By: Alicia Sands Lurry
Dozens of career- and college-minded students at Brown Middle School recently spent the day building and programming robots, all while exploring careers in science, technology, engineering and mathematics (STEM).
Thanks to a partnership between Brown Middle School, College For Every Student (CFES), and the United States Military Academy at West Point, 80 students participated in the West Point Robotics Workshop – a two-day, in-school activity focused on helping students become college and career ready by exposing them to STEM professions and college readiness.
Funded by Scott Pioli, Atlanta Falcons assistant general manager and CFES board member, the STEM program serves as a passion project to help provide opportunities for students – especially those who will become the first in their families to attend college.
“This workshop helps create a strong culture around college and career readiness, which fits really well with Atlanta Public Schools’ mission and Mr. Pioli’s desire for students to have opportunities that he didn’t have,” said Andrea McDonald, director for Special Programs with CFES. “We want to help excite kids about STEM, because that is where the future is.”
During the workshop, which was held inside the school’s new STEM lab, students learned the basics of robotics and the various facets of STEM. They also asked questions about the cadets’ experiences at the esteemed military academy, which is the largest engineering school in the country.
Students like seventh grader Kyla Bunch couldn’t have been more excited about the opportunity. She and her partner spent part of their day building robots to solve a real-life problem involving an isolated village devastated after a hurricane.

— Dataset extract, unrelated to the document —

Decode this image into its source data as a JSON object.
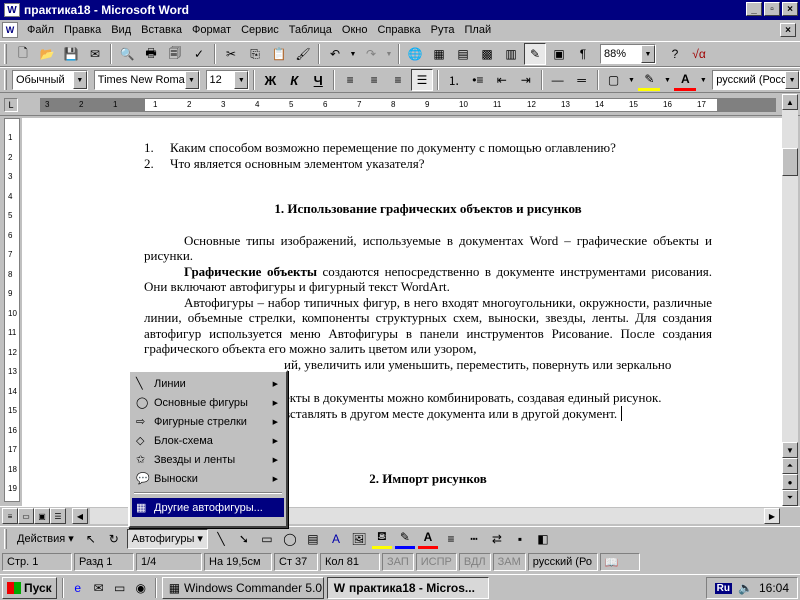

In turn, Kyla and her classmates were responsible for programming their robots to help bring food and supplies to the village.
“It’s fun,” Kyla said, as she and her partner worked diligently to assemble and program their robot. “You get to use your brain and pay more more attention to the little things and take precaution to what you’re doing.”
STEM lead teacher James McDaniel said the workshop exposed students to college readiness and the opportunities available to them.
“When they try robotics, students realize computer science isn’t as hard as they think it is,” he said. “This helps them realize that they can become computer scientists.”
Principal Tiauna Crooms said the CFES partnership has allowed teachers to focus on a college and career path that is directly aligned with Georgia standards.
“This partnership event has provided our students with essential skills, but more importantly the relationship has allowed Brown’s students to explore the possibilities for their future,” Crooms said. “By participating in this workshop, students have experienced how they can apply what they learn every day in school to a career in STEM. I am confident that my students will take this invaluable opportunity and use the tools they have acquired and apply to school and beyond.”